*Task prompt*: Go through the data below line by line and count those containing the word "Approvals". Reply with the count only.
....
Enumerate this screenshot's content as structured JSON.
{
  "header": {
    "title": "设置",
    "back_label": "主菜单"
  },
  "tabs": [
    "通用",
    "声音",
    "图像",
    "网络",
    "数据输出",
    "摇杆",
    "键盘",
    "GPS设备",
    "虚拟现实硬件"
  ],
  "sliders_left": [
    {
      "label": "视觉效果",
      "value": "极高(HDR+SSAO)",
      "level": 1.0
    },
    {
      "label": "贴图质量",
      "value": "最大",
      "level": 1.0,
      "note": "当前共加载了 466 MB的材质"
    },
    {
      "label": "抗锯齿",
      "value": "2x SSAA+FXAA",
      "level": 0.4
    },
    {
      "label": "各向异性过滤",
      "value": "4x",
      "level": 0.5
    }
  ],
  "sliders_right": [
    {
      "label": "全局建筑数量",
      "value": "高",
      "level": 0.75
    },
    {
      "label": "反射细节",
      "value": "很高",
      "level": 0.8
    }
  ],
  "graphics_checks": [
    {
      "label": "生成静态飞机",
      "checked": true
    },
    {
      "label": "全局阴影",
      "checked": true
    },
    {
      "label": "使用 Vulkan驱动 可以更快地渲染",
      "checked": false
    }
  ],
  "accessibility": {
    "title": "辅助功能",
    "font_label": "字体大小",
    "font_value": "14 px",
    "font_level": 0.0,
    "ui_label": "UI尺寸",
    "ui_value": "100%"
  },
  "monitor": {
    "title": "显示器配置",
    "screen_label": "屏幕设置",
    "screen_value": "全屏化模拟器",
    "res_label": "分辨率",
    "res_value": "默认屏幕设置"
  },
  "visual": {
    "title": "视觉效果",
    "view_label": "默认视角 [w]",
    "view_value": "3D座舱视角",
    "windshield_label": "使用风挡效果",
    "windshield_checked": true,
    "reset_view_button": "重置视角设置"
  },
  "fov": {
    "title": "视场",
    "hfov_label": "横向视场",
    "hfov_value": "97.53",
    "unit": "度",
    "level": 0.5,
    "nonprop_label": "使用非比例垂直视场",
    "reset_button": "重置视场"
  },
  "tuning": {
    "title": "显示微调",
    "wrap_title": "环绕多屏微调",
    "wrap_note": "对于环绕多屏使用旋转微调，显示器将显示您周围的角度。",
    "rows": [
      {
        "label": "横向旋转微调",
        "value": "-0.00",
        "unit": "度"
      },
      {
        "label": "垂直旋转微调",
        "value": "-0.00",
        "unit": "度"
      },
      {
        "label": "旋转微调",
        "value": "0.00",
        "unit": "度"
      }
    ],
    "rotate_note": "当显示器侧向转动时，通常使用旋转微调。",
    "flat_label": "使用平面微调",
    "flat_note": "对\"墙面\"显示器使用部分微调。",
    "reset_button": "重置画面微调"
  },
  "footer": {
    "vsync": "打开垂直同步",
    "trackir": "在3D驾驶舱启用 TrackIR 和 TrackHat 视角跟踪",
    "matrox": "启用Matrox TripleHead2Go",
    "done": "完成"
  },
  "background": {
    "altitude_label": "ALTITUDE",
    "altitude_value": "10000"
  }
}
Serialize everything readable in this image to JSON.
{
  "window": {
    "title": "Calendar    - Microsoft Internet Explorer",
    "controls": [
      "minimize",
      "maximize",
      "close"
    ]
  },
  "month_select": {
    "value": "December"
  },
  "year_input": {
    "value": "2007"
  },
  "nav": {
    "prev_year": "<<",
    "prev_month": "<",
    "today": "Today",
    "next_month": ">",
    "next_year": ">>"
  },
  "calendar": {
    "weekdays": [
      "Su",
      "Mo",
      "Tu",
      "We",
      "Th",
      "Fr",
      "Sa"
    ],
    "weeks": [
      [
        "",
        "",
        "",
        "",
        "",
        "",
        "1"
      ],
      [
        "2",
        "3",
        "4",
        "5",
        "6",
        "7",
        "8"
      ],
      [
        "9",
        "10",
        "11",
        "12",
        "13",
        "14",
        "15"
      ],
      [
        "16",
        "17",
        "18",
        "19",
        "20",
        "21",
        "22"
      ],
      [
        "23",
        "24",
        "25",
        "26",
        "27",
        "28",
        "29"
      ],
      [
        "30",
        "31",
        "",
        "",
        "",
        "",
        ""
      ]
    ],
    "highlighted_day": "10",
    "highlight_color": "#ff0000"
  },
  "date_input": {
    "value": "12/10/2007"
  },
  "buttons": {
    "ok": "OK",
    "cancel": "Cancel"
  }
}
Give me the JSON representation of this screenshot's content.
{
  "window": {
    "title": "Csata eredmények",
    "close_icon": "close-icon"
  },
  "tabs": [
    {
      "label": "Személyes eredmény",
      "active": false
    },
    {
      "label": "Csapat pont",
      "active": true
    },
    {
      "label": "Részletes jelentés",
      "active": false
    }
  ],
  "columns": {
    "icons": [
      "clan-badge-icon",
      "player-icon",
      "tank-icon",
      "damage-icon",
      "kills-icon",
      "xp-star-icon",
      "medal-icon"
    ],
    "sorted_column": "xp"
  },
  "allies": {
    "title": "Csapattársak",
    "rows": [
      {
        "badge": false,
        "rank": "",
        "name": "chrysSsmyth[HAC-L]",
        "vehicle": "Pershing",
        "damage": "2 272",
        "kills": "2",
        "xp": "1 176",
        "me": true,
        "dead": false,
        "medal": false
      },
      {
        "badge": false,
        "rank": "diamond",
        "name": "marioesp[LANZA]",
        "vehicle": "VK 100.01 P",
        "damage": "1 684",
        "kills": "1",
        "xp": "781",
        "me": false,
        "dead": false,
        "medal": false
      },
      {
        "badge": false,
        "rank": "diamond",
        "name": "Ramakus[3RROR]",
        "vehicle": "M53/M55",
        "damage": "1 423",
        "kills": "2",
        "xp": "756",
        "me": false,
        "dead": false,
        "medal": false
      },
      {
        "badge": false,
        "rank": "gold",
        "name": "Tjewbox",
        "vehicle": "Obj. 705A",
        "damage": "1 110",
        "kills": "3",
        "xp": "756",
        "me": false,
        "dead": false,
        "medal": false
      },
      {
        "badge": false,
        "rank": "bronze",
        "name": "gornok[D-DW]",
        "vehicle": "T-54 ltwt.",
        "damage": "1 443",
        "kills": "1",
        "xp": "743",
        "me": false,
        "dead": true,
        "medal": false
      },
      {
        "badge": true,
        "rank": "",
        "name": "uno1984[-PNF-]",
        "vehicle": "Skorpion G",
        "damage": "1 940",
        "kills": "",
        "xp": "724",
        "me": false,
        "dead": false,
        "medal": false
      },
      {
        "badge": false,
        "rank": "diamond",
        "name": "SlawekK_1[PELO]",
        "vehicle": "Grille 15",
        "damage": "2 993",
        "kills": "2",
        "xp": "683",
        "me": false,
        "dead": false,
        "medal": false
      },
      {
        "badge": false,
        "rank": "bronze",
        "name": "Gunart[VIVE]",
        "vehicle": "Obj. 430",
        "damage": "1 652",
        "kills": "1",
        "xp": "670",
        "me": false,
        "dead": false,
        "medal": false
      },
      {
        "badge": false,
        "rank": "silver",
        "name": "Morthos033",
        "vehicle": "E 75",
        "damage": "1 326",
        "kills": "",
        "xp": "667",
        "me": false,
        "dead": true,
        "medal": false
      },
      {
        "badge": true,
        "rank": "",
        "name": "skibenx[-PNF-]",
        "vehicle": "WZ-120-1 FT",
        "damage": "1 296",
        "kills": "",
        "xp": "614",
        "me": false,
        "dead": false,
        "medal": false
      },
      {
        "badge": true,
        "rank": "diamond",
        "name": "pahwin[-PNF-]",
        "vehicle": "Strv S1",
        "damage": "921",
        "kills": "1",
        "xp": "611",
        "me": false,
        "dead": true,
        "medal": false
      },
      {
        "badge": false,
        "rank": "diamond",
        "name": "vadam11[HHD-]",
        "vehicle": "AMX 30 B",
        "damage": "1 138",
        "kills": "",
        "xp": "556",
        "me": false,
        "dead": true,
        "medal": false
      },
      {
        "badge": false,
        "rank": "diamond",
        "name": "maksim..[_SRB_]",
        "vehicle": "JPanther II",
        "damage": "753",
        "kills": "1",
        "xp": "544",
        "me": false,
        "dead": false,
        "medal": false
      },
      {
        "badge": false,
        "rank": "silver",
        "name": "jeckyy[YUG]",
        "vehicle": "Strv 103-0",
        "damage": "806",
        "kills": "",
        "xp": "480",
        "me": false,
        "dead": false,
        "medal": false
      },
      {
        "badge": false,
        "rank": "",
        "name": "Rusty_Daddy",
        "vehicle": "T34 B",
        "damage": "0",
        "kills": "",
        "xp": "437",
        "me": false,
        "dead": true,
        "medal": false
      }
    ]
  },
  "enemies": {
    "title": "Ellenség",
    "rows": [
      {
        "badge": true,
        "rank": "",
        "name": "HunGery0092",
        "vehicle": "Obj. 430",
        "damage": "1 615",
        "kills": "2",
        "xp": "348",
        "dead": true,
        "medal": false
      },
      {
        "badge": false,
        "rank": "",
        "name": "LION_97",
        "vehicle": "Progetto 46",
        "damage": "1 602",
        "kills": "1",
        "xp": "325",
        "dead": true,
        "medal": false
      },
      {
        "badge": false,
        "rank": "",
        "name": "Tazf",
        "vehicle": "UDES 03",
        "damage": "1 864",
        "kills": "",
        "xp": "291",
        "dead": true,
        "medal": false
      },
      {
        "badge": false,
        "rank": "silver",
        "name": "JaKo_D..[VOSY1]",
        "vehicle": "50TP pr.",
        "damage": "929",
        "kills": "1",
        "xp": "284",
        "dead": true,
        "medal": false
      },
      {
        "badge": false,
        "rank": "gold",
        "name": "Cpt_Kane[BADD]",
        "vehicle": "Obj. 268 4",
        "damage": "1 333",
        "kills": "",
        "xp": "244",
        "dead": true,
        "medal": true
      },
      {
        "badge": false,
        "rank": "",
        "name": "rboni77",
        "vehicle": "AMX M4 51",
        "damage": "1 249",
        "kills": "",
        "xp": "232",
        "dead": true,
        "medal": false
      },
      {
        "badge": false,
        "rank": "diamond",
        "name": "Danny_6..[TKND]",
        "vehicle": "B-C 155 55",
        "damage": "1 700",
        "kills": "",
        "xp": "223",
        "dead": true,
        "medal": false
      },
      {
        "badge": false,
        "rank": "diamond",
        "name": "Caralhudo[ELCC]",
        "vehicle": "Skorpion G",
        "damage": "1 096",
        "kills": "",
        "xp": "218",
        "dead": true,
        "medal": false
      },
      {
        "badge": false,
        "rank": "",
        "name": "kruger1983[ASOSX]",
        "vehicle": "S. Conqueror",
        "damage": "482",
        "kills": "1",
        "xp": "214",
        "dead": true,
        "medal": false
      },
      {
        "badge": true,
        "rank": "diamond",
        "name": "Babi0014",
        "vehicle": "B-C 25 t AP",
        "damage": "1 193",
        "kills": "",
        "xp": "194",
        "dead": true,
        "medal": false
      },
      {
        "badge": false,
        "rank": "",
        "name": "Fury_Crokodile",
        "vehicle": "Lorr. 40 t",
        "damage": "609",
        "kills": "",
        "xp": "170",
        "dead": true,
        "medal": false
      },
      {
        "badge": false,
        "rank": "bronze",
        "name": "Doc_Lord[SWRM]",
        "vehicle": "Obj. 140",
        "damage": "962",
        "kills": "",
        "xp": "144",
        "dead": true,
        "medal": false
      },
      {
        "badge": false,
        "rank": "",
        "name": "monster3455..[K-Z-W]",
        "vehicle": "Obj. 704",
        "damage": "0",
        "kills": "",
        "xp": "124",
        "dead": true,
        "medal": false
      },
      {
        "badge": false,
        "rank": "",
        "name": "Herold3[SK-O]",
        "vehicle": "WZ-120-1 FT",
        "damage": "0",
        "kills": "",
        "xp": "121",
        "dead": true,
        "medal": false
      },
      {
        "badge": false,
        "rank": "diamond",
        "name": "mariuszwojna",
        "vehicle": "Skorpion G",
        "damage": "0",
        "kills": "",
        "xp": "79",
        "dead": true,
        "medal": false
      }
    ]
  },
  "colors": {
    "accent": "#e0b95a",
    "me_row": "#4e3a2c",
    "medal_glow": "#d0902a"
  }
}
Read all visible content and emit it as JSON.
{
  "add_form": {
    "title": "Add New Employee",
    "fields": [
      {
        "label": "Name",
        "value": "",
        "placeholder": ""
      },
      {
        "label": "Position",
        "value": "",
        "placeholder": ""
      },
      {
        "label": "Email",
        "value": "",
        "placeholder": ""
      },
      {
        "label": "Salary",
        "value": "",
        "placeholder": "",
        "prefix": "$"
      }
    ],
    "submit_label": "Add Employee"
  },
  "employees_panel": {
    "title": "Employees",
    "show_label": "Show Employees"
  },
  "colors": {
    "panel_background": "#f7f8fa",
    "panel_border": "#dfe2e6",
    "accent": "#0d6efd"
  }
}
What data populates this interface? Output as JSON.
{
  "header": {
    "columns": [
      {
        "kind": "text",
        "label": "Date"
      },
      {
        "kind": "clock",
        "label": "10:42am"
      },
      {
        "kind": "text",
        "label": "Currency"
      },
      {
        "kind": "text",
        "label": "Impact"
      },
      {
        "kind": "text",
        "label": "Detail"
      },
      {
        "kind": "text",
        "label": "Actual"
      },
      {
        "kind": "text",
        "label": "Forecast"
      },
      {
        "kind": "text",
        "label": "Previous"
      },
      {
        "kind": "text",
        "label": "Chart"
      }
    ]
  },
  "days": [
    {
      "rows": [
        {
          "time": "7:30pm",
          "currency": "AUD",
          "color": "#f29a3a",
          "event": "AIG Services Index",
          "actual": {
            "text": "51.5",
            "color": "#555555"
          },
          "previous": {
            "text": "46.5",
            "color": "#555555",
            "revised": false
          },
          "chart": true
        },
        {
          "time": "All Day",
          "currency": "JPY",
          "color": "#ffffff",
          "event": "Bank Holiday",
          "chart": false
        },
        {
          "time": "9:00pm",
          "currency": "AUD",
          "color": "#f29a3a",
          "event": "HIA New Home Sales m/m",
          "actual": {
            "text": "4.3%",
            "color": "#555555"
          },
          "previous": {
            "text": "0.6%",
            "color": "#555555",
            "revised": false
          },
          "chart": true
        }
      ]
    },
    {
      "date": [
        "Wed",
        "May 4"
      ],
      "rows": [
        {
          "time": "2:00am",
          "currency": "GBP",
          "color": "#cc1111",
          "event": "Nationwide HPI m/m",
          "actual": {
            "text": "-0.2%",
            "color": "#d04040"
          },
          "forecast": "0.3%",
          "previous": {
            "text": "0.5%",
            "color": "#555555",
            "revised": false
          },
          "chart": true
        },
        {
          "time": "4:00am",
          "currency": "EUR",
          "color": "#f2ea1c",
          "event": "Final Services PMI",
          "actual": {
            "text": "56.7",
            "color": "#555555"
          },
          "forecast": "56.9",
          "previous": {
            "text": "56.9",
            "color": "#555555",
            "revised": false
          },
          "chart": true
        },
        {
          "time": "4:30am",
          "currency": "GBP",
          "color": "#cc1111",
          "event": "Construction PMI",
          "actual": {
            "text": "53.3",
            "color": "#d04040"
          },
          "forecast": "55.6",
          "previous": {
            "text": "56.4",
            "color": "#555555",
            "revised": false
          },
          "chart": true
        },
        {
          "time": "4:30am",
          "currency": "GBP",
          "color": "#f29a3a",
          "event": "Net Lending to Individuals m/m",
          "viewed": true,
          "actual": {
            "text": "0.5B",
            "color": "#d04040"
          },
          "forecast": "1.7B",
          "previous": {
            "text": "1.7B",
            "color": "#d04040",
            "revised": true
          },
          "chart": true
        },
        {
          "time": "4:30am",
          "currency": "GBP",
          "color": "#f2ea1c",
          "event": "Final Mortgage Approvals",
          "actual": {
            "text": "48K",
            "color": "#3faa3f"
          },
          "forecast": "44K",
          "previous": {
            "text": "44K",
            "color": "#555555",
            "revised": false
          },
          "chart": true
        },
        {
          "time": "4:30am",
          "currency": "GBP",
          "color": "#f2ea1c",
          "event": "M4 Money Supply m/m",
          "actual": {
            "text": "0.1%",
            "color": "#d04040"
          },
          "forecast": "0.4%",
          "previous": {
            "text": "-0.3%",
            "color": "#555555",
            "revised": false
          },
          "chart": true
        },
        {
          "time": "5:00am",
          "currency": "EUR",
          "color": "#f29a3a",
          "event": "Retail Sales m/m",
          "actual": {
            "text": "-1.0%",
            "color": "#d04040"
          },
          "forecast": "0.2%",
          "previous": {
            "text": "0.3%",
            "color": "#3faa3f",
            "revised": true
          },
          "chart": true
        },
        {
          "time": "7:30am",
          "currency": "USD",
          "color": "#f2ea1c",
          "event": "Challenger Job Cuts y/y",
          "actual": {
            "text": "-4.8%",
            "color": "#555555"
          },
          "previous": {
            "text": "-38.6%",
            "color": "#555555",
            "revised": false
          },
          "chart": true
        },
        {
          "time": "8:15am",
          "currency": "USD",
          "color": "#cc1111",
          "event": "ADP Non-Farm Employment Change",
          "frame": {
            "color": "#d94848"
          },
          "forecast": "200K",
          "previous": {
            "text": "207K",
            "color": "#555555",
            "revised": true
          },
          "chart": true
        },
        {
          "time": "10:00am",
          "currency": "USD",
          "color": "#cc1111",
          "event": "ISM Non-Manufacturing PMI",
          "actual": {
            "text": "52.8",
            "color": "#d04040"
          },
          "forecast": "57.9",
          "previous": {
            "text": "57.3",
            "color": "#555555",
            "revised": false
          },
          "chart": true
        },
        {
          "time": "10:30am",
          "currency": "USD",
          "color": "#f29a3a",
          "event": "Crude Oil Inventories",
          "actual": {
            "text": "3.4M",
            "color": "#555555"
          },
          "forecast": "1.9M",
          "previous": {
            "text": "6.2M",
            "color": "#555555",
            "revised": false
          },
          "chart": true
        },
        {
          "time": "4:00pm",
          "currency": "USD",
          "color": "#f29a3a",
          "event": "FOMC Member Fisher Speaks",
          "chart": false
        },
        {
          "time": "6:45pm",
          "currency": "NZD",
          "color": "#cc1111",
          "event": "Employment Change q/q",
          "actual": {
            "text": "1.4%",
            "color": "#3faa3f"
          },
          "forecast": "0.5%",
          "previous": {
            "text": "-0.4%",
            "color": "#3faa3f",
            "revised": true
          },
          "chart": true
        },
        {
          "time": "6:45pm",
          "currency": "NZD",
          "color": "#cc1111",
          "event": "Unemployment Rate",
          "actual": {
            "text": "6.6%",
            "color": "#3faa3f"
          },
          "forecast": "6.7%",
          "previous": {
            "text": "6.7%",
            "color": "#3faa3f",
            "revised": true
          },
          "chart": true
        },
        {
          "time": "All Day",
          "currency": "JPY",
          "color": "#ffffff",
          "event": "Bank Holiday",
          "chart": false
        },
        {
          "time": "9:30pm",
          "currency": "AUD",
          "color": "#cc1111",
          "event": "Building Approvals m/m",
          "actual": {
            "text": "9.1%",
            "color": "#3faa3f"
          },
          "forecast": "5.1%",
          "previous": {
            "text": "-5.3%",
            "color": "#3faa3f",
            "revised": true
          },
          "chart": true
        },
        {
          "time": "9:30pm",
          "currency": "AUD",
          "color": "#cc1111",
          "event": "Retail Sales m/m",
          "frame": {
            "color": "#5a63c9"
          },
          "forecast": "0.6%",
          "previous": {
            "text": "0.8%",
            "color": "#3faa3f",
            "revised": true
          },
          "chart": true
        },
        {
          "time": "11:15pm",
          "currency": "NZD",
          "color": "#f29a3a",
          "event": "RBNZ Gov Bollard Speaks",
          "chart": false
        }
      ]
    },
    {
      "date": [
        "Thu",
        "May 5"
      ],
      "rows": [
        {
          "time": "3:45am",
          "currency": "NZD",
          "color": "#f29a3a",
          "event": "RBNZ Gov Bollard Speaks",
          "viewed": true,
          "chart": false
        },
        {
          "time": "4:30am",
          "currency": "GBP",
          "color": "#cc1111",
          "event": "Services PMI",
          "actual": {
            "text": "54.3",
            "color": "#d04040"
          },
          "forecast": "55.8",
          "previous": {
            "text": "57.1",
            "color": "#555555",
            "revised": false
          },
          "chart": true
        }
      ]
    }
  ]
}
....
*Answer section*: 2